Almost the only parts in the book called the Bible, that convey to us any idea of God, are some chapters in Job, and the 19th Psalm; I recollect no other. Those parts are true deistical compositions; for they treat of the Deity through his works. They take the book of Creation as the word of God; they refer to no other book; and all the inferences they make are drawn from that volume.
I insert in this place the 19th Psalm, as paraphrased into English verse by Addison. I recollect not the prose, and where I write this I have not the opportunity of seeing it:
What more does man want to know, than that the hand or power that made these things is divine, is omnipotent? Let him believe this, with the force it is impossible to repel if he permits his reason to act, and his rule of moral life will follow of course.
The allusions in Job have all of them the same tendency with this Psalm; that of deducing or proving a truth that would be otherwise unknown, from truths already known.
I recollect not enough of the passages in Job to insert them correctly; but there is one that occurs to me that is applicable to the subject I am speaking upon. “Canst thou by searching find out God; canst thou find out the Almighty to perfection?”
I know not how the printers have pointed this passage, for I keep no Bible; but it contains two distinct questions that admit of distinct answers.
First, Canst thou by searching find out God? Yes. Because, in the first place, I know I did not make myself, and yet I have existence; and by searching into the nature of other things, I find that no other thing could make itself; and yet millions of other things exist; therefore it is, that I know, by positive conclusion resulting from this search, that there is a power superior to all those things, and that power is God.
Secondly, Canst thou find out the Almighty to perfection? No. Not only because the power and wisdom He has manifested in the structure of the Creation that I behold is to me incomprehensible; but because even this manifestation, great as it is, is probably but a small display of that immensity of power and wisdom, by which millions of other worlds, to me invisible by their distance, were created and continue to exist.
It is evident that both of these questions were put to the reason of the person to whom they are supposed to have been addressed; and it is only by admitting the first question to be answered affirmatively, that the second could follow. It would have been unnecessary, and even absurd, to have put a second question, more difficult than the first, if the first question had been answered negatively. The two questions have different objects; the first refers to the existence of God, the second to his attributes. Reason can discover the one, but it falls infinitely short in discovering the whole of the other.

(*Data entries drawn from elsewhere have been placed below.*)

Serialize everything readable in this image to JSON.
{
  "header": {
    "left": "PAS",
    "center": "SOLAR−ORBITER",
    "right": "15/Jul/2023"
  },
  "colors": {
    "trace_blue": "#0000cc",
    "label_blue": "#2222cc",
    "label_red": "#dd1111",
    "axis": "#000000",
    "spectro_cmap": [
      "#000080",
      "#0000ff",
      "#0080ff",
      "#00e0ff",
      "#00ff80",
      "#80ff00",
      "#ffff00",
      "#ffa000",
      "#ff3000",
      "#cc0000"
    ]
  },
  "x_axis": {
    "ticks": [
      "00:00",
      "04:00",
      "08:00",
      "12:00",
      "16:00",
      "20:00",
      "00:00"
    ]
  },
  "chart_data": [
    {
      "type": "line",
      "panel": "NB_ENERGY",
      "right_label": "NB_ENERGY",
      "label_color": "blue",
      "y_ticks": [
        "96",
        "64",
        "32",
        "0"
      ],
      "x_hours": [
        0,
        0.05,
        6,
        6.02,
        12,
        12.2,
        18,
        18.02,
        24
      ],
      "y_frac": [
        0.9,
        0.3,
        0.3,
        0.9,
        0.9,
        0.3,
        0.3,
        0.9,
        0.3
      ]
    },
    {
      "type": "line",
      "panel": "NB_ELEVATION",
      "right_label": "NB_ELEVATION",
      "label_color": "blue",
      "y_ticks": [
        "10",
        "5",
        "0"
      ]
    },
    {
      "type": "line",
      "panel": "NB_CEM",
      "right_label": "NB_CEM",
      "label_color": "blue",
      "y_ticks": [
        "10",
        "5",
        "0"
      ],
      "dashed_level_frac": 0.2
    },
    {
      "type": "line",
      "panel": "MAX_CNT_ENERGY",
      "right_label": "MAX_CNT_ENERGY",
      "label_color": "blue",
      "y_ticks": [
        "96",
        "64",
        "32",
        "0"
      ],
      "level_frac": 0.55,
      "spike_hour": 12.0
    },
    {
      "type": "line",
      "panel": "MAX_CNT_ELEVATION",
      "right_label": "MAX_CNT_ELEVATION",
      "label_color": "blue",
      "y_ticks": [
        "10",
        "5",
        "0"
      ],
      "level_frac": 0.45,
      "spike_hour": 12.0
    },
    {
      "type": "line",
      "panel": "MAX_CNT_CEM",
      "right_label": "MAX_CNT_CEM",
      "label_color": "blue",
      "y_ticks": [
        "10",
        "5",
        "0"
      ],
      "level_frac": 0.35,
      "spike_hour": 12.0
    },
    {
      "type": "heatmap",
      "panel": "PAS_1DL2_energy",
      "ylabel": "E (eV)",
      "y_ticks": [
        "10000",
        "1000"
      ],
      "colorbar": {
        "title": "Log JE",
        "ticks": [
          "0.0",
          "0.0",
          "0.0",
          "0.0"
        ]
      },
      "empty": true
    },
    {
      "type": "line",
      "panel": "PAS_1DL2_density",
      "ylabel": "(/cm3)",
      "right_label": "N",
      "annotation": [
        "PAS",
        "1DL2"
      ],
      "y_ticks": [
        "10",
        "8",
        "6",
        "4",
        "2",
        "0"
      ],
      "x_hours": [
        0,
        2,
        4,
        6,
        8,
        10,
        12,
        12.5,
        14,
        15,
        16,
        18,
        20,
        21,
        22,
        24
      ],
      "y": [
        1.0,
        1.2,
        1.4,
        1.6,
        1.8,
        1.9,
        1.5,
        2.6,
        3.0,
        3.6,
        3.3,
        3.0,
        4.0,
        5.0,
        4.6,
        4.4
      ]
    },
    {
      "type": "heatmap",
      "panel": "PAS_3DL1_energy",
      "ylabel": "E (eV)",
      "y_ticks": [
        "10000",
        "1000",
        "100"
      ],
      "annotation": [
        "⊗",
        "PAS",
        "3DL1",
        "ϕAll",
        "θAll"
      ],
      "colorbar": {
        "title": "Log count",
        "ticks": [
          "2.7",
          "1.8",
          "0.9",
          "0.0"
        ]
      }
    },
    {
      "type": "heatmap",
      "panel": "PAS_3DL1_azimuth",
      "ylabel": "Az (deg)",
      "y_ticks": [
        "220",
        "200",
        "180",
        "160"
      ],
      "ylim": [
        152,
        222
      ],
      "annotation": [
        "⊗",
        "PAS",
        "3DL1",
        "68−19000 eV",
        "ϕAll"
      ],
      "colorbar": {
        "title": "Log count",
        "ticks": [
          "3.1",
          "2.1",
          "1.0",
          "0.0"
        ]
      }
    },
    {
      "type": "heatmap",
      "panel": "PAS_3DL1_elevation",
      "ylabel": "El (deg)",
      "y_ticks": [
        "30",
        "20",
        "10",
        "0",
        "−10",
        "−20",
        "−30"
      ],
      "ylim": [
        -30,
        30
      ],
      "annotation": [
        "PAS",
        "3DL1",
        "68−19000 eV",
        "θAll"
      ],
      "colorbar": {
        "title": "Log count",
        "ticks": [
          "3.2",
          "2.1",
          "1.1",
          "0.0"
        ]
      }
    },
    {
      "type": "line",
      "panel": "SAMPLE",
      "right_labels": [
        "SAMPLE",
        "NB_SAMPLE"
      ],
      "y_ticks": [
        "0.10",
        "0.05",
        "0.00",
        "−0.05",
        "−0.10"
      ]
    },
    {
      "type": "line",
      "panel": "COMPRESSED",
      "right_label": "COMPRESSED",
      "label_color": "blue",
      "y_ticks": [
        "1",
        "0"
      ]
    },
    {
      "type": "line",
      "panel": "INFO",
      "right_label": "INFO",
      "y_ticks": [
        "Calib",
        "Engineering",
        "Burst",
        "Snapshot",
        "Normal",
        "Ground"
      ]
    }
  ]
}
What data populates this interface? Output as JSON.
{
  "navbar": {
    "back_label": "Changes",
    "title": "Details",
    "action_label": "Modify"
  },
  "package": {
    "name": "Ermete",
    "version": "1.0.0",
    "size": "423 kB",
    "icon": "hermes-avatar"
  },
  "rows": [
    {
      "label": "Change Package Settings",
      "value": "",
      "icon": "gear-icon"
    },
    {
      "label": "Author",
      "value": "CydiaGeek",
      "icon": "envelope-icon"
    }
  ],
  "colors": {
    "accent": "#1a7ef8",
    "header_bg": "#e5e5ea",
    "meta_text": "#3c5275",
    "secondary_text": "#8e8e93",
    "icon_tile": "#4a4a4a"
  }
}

I recollect not a single passage in all the writings ascribed to the men called apostles, that conveys any idea of what God is. Those writings are chiefly controversial; and the gloominess of the subject they dwell upon, that of a man dying in agony on a cross, is better suited to the gloomy genius of a monk in a cell, by whom it is not impossible they were written, than to any man breathing the open air of the Creation. The only passage that occurs to me, that has any reference to the works of God, by which only his power and wisdom can be known, is related to have been spoken by Jesus Christ, as a remedy against distrustful care. “Behold the lilies of the field, they toil not, neither do they spin.” This, however, is far inferior to the allusions in Job and in the 19th Psalm; but it is similar in idea, and the modesty of the imagery is correspondent to the modesty of the man.
The French translator has substituted for this a version of the same psalm by Jean Baptiste Rousseau.—Editor.